HC Deb 03 December 1906 vol 166 cc578-9
MR. WEDGWOOD (Newcastle-under-Lyme)

I beg to ask the Under-Secretary of State for the Colonies whether, with reference to the Tanjong Pagar Dock Company arbitration, any sums were paid to Lord St. Aldwyn for travelling expenses in addition to the fee of £5,750; and what foes and travelling expenses the other members of the Arbitration Court received.


Lord St. Aldwyn's fee included all disbursements, as did the fee (4,000 guineas) paid to Mr. Inglis, the arbitrator nominated by the Colonial Government. I understand that the company paid a fee of 0,500 guineas to Sir E. Boyle, the arbitrator nominated by them, of which £5,750 was allowed on taxation; I presume that this included disbursements.


Was not the sum paid to Lord St. Aldwyn the exact capitalised value of the political pension he surrendered to the late Prime Minister?


I do not see how that has any connection with the matter.


We do.


The appointment necessitated Lord St. Aldwyn's going abroad.

MR. LYTTELTON (St. George's, Hanover Square)

May I point out that Lord St. Aldwyn was appointed umpire on the nomination of the arbitrator appointed by the company, which was accepted by the Government arbitrator?


I agree. Lord St. Aldwyn had to travel almost the circumference of the globe, and he was away a long period. Expensive as this arbitration has undoubtedly been, I am not at all prepared to say that the expenses paid to him are the least justifiable part.


I beg to ask the Under-Secretary of State for the Colonies, with reference to the cost of the Tanjong Pagar Dock arbitration, how many of the witnesses and counsel heard went out from England and how many were resident in Singapore; also how long the arbitration and witnesses were absent from England, and how many sittings they held in Singapore.


The Colonial Government were represented by one counsel from England and two resident in the Straits; the company by two from England and two local counsel. Of the Government witnesses, four went from England and twelve wore resident. Four of the company's witnesses went from England and eight wore resident.

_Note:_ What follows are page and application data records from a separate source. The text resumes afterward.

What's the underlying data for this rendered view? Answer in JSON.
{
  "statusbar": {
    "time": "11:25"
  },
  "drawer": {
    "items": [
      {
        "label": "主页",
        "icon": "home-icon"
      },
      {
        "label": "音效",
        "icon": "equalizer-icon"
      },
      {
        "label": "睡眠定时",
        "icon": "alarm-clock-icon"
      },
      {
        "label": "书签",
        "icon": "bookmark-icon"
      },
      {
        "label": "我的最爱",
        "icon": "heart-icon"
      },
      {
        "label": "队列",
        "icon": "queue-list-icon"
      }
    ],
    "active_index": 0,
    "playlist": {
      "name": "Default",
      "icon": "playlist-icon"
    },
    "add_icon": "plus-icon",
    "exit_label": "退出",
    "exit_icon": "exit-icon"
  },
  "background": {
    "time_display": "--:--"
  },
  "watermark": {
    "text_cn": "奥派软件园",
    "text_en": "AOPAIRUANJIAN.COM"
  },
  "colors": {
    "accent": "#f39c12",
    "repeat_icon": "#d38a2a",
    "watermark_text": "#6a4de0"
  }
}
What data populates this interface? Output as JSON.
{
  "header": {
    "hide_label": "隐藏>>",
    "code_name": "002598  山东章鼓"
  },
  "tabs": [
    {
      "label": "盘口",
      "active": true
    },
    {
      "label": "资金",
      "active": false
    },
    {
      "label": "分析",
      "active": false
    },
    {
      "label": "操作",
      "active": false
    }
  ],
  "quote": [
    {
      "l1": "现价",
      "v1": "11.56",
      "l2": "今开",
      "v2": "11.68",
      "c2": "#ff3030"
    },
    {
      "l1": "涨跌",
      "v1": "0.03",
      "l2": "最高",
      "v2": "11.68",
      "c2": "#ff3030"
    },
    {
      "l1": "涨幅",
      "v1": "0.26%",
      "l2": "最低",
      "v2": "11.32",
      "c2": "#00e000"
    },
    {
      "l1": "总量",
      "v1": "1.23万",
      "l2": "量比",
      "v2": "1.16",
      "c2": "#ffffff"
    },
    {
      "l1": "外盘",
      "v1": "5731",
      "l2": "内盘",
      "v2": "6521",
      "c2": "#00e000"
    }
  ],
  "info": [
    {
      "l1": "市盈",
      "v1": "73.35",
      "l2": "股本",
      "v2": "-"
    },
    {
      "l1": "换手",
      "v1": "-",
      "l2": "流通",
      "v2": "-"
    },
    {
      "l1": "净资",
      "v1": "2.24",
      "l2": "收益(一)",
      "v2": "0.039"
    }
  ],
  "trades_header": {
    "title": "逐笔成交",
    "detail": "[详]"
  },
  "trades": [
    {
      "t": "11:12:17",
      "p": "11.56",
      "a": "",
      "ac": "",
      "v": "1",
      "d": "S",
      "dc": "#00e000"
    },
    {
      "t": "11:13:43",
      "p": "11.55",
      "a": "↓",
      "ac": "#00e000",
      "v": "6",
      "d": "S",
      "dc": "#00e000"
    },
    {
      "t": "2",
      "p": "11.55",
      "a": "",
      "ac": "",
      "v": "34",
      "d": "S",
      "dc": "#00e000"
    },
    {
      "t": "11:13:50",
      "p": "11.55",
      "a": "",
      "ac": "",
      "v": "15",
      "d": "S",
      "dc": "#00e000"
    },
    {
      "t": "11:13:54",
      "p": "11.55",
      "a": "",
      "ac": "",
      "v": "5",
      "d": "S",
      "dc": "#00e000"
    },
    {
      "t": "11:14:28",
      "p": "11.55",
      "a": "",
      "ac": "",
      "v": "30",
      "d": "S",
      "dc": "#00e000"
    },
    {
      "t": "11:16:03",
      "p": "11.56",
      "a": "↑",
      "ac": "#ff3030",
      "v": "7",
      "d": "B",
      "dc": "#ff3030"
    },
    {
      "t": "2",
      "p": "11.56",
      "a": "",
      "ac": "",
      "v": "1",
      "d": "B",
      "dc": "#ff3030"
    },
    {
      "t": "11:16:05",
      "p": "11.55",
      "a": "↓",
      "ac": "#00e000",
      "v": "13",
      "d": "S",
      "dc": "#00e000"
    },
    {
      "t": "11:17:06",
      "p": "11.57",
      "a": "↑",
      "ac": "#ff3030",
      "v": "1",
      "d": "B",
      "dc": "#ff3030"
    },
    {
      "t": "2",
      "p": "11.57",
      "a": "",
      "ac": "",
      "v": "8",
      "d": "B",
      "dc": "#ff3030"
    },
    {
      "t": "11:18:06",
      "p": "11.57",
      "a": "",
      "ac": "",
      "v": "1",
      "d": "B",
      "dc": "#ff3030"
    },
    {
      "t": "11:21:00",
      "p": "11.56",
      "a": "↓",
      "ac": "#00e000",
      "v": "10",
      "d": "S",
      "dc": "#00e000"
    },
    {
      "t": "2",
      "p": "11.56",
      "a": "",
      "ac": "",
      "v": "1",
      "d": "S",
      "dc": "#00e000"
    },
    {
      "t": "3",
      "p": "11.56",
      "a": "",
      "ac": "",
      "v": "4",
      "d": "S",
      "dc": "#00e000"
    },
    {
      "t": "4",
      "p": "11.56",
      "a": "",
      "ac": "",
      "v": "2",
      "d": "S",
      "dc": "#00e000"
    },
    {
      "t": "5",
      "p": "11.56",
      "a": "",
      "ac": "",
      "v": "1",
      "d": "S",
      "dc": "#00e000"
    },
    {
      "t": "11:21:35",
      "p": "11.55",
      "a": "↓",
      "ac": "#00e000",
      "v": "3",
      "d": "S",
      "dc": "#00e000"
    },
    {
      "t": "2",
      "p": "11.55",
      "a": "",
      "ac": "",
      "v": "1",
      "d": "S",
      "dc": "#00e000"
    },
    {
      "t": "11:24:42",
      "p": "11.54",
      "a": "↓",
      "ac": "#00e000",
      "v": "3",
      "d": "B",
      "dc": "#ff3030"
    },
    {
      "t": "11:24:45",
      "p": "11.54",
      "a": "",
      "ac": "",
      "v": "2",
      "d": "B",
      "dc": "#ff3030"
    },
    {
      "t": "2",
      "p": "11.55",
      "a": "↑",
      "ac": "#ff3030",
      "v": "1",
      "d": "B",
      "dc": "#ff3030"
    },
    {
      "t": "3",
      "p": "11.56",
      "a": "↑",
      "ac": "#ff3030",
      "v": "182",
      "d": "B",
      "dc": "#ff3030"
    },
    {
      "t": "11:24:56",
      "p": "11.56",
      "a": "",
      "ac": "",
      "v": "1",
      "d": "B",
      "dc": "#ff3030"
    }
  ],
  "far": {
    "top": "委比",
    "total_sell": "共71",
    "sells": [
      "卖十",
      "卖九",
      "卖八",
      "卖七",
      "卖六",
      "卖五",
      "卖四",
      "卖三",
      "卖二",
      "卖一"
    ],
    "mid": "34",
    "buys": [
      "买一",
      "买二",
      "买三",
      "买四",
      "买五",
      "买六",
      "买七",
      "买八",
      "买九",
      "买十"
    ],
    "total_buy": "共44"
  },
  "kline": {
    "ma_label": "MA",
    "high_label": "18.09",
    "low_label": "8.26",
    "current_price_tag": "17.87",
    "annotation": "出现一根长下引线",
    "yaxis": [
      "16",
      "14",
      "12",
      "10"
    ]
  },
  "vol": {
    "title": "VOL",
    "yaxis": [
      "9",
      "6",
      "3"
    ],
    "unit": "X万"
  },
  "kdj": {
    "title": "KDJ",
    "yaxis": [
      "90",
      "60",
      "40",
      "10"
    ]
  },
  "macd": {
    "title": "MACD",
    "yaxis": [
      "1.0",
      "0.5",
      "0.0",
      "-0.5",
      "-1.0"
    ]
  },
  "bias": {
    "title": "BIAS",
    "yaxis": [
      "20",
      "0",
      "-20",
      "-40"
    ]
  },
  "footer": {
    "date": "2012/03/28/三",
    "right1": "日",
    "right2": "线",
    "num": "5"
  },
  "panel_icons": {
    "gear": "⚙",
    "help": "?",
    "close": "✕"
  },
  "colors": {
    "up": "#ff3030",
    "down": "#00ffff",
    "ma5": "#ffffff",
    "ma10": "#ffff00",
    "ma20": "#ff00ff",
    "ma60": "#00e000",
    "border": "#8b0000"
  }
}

I am unable to state how long the arbitrators and witnesses were absent from this country; the latter left England at different dates according to the time required for the preparation of their evidence. The Court held ten sittings in Singapore.

Back to